Excerpts from an interface dataset:
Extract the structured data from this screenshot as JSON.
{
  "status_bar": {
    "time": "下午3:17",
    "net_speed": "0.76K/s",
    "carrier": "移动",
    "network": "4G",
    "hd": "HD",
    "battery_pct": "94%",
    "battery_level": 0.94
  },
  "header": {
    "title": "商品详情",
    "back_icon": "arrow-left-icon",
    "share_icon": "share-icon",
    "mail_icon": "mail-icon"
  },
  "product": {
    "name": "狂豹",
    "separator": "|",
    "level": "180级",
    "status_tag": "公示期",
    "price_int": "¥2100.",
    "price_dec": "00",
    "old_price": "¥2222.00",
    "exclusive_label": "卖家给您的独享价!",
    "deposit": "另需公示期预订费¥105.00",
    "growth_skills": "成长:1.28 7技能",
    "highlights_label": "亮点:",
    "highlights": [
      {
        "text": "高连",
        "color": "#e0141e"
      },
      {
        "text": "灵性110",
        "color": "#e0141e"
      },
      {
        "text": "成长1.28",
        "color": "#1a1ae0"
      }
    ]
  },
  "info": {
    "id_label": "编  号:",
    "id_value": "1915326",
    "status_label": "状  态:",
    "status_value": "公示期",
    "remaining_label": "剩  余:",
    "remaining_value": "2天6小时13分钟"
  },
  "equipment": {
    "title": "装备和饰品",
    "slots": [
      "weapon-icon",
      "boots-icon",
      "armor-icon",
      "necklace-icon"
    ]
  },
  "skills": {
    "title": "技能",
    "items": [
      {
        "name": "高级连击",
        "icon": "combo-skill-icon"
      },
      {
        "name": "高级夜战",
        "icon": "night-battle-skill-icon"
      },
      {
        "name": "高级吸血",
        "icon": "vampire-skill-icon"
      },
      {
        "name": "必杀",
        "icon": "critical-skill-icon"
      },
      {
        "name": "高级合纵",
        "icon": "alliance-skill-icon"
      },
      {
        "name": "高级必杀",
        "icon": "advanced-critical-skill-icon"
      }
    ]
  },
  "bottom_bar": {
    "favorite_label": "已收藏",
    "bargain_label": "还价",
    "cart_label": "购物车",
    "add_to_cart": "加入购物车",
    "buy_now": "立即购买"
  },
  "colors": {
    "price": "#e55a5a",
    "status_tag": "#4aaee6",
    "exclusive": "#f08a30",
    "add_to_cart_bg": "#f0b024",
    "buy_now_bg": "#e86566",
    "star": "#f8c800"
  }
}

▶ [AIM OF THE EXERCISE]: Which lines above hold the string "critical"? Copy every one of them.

▶ [ANSWER TO THE EXERCISE]:
        "icon": "critical-skill-icon"
        "icon": "advanced-critical-skill-icon"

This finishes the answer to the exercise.